Bye said the potential return on that $2 billion investment is “really eye-opening.” Experts working with the panel calculated many more billions of dollars in value would be generated just by enabling parents to work — in business earnings, family earnings and payroll tax revenues to the state.

DiPentima said child care will be one of CBIA’s stated priorities in the 2024 legislative session. The group will be advocating for a funding model known as “tri-share,” where working parents share the cost of child care equally with their employer and the state. “That would be one funding mechanism. It’s going to take several,” DiPentima said.

CBIA also supports streamlined credentialing for early childhood teachers and raising mandated student-to-teacher ratios in order to expand capacity in the system. Overall, DiPentima said, a strong child care system is one way to “get more people into the workforce and recruit more people to Connecticut.”

Lamont will present his proposal for the plan’s first year to the General Assembly early next year.

“The governor will have a proposal that's grounded in this plan,” Bye said. “It might not be exactly this plan, but it's going to be grounded in this plan, and that's a huge step for our state.”

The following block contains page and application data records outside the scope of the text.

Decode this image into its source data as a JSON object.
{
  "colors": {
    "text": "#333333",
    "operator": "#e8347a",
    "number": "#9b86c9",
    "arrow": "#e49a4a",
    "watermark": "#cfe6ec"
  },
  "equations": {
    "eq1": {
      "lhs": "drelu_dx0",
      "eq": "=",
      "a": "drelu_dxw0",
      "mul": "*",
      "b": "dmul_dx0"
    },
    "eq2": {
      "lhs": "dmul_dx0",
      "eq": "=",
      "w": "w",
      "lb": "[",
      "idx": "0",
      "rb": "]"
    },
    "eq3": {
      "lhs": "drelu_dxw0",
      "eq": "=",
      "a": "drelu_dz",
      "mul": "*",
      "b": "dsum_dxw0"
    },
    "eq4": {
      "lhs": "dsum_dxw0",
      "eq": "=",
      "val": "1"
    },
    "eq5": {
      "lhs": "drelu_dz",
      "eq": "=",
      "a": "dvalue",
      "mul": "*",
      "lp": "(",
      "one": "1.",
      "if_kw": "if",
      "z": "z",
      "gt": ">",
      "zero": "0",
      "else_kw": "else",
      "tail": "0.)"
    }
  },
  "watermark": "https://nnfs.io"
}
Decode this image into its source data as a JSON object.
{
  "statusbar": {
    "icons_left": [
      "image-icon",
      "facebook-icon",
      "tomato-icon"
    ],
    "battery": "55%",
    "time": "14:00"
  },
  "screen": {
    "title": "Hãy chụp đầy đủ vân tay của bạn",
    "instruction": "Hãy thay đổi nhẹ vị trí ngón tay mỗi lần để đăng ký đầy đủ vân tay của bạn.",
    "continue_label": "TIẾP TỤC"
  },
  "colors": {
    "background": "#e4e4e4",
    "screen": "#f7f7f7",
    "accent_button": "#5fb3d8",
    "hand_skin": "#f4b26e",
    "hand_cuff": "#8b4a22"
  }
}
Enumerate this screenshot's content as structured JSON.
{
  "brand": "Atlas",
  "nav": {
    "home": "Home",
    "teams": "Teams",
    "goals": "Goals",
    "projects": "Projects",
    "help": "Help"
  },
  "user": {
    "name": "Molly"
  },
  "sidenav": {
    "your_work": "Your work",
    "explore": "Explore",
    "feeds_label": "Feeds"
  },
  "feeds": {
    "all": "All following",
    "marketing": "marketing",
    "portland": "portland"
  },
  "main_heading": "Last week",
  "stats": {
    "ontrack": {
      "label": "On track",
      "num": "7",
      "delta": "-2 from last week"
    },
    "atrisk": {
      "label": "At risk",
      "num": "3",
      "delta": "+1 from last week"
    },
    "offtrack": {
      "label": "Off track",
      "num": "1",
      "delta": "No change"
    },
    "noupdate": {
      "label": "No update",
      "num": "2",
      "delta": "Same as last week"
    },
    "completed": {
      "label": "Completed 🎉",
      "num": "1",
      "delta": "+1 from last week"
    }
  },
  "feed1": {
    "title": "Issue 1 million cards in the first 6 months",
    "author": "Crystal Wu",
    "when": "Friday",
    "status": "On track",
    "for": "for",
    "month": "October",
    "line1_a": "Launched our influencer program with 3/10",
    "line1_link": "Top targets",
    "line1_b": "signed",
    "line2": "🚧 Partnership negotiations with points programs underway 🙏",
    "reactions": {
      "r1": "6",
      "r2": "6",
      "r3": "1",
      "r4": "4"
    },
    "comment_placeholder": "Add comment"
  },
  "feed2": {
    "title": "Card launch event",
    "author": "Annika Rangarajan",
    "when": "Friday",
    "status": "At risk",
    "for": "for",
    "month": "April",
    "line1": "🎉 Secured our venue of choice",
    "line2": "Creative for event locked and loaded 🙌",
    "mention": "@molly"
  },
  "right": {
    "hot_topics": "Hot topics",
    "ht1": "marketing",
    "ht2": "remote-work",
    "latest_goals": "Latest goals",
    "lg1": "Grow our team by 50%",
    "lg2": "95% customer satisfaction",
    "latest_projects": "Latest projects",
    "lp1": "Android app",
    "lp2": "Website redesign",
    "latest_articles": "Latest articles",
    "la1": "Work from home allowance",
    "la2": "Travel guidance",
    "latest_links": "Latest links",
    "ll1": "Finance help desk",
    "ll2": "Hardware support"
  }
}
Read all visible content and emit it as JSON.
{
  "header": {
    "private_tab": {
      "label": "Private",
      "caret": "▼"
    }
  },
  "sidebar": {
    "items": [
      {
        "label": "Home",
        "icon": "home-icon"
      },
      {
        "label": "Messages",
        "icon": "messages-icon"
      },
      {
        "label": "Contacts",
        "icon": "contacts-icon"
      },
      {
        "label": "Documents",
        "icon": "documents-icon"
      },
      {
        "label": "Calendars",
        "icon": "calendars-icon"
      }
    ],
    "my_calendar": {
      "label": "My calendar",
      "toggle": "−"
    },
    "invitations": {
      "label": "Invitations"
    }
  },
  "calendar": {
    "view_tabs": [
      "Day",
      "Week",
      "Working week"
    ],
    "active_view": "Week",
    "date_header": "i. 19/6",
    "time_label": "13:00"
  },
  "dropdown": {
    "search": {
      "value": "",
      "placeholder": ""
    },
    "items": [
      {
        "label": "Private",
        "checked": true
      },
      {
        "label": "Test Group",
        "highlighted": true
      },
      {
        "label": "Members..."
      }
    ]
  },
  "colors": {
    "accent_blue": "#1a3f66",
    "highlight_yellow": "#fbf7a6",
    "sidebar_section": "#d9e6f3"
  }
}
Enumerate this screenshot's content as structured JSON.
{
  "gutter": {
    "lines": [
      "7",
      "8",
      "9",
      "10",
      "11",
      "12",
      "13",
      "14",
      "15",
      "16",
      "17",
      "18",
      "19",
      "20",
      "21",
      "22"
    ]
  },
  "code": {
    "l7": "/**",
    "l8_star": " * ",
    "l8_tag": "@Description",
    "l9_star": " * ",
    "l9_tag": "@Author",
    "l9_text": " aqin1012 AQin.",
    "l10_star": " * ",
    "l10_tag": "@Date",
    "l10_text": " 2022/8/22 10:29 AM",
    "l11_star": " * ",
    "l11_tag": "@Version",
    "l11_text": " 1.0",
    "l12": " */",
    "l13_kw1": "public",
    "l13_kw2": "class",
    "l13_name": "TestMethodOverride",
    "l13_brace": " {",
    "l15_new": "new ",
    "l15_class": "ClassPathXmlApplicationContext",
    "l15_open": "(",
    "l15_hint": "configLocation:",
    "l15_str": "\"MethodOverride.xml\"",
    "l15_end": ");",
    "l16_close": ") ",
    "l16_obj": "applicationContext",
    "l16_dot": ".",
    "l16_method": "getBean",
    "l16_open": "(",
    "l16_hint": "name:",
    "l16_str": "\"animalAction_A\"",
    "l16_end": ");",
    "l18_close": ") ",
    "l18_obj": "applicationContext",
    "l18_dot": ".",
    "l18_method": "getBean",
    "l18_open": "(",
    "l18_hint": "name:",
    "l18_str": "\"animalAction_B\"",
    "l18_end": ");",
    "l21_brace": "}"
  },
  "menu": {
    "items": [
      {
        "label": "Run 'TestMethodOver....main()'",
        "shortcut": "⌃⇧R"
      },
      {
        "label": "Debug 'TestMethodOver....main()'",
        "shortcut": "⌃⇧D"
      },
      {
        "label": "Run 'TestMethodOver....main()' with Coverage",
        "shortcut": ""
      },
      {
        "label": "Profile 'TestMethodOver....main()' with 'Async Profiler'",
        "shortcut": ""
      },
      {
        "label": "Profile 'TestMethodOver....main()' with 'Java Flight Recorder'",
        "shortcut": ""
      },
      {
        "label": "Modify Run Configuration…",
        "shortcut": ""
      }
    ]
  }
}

Launched in 2010, The Connecticut Mirror specializes in in-depth news and reporting on public policy, government and politics. CT Mirror is nonprofit, non-partisan, and digital only.